"An encyclopedic knowledge of acute stress reactions underpins this highly readable book. Both researchers and clinicians will take this book from the shelf and refer to it repeatedly. It deserves a wide readership among those interested in the impact of community disasters as well as individual traumas of all kinds. This book will prove to be a benchmark reference for the traumatic stress field."--Alexander C. McFarlane, MD, Director, Center for Traumatic Stress Studies, University of Adelaide, Australia "Bryant is the rock star of ASD, having done the most important clinical research in the field for the past 20 years. This is one of the most valuable and most readable books I have encountered in a long time. It should be on the bookshelf of all therapists and trainees to give them the knowledge to help humanity recover from life's traumas. The volume provides everything professionals need to know to treat ASD, including the research on initial reactions to trauma, scripts for describing the treatment to patients, and session-by-session instructions for intervention."--Barbara Olasov Rothbaum, PhD, ABPP, Department of Psychiatry and Behavioral Sciences, Emory University School of Medicine "Accessible, thoughtful, and comprehensive. Remarkable for its scholarship, this book represents a seamless synthesis of historical, cultural, scientific, and clinical perspectives. Bryant focuses on the most important questions relevant to acute stress responses, all the while infusing the discussion with a healthy dose of common sense and firsthand clinical experience.

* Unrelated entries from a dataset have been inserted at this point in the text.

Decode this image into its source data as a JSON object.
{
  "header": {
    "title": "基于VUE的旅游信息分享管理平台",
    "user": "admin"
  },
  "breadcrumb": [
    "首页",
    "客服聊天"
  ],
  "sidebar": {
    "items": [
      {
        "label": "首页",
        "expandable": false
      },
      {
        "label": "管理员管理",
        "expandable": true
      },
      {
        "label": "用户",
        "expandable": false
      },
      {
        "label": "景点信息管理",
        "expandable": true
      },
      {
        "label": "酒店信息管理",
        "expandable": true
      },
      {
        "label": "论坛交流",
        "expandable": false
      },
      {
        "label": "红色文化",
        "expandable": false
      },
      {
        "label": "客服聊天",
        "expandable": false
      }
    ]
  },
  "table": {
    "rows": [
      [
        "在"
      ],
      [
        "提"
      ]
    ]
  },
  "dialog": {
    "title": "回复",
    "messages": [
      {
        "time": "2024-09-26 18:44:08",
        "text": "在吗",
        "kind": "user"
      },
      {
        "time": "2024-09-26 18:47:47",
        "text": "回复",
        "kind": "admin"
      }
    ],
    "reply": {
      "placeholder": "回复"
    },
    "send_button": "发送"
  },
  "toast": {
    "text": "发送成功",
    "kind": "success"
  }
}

Mental health clinicians, behavioral scientists, and those involved in mental health policy will all find this text both useful and engaging."--Jennifer J. Vasterling, PhD, Chief of Psychology, VA Boston Healthcare System; Professor of Psychiatry, Boston University School of Medicine